[Dataset records]
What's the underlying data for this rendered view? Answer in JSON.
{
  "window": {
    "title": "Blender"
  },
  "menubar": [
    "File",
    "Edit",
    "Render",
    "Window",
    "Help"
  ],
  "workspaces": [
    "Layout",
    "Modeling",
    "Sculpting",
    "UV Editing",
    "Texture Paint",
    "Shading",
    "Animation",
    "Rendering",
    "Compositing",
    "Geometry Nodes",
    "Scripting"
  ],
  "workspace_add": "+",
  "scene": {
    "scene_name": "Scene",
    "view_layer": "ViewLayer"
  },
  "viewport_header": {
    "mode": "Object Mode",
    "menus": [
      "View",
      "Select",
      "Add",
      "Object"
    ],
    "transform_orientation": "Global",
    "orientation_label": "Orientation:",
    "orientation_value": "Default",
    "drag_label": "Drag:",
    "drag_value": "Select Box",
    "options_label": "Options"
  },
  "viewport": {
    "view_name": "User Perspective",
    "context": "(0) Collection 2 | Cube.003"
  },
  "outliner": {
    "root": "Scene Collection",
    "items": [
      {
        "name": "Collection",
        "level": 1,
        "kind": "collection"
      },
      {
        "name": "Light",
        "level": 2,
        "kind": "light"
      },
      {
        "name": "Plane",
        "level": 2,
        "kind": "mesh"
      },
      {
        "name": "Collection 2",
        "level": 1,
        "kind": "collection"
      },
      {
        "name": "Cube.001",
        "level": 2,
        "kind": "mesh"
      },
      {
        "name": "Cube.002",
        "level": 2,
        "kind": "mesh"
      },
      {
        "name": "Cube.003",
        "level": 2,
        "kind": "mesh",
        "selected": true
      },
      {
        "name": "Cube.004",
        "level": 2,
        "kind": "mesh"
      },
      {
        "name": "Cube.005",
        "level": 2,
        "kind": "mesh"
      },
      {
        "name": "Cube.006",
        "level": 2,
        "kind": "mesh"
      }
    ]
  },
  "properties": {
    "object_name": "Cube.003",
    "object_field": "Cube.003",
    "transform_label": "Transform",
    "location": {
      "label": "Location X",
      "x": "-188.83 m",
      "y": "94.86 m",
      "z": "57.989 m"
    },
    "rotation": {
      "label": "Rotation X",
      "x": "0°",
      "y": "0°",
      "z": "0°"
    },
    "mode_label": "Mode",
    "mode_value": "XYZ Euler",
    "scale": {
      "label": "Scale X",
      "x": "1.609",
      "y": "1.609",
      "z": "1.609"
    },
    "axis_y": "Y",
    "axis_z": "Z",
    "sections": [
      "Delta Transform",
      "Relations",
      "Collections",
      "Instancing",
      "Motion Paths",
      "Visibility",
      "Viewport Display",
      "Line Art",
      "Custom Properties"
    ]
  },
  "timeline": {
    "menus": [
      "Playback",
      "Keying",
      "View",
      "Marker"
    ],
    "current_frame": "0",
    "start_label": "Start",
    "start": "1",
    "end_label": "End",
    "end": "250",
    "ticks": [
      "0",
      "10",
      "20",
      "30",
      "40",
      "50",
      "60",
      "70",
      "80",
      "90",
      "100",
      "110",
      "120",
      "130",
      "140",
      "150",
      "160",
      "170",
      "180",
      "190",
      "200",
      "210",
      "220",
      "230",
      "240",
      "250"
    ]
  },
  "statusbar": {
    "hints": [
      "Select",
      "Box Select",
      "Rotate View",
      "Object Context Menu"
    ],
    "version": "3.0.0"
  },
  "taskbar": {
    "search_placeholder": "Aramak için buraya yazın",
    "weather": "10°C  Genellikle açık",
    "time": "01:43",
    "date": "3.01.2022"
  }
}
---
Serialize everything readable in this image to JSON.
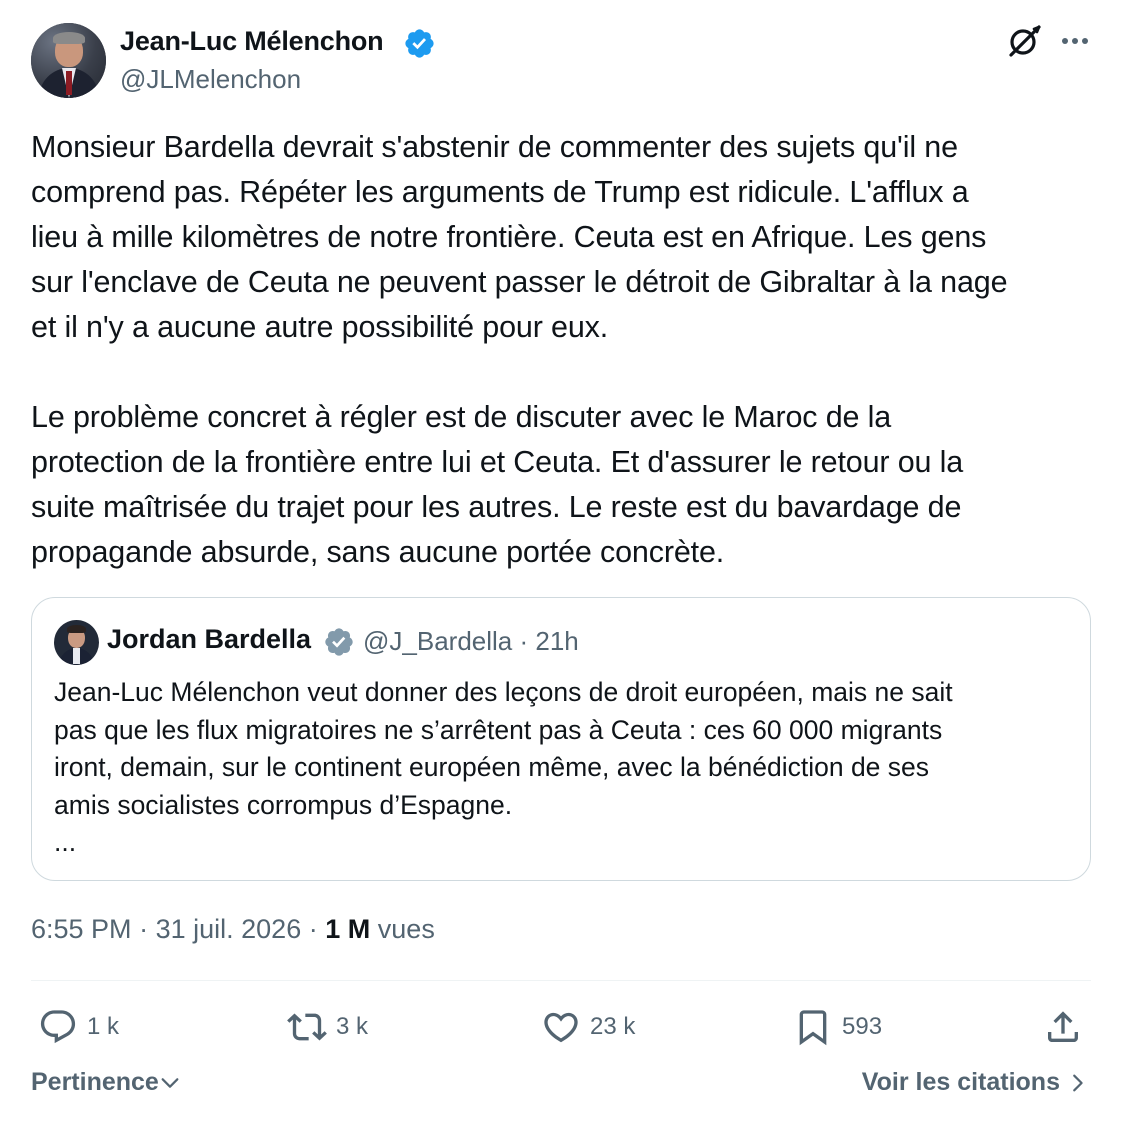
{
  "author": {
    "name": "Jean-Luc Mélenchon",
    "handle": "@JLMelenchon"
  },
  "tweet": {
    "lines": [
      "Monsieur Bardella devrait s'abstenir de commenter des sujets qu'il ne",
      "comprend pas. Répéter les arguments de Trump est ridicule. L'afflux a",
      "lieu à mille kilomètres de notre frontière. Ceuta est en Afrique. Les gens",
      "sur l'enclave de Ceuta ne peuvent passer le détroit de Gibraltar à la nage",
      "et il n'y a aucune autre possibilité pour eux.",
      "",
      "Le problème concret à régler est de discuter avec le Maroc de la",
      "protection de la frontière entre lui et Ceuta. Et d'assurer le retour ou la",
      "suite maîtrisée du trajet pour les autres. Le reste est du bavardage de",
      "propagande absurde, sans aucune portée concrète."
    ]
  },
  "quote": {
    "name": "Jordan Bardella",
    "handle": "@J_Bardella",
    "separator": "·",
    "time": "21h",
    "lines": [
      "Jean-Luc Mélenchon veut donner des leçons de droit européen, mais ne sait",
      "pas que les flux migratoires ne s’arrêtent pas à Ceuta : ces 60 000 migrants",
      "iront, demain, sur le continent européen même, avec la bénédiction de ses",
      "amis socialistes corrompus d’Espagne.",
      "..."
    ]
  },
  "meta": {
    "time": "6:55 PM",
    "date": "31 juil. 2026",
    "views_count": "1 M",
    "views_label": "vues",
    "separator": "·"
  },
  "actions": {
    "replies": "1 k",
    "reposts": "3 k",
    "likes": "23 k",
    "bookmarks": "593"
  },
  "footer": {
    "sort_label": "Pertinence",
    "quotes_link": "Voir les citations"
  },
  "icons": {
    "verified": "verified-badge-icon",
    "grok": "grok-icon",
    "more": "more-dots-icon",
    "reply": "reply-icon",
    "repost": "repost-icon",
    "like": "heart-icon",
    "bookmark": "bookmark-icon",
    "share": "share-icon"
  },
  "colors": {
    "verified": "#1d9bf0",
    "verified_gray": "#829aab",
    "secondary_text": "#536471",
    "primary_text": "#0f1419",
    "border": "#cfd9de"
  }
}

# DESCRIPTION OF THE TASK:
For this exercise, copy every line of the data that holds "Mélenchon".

# RESULT FOR THIS TASK:
    "name": "Jean-Luc Mélenchon",
      "Jean-Luc Mélenchon veut donner des leçons de droit européen, mais ne sait",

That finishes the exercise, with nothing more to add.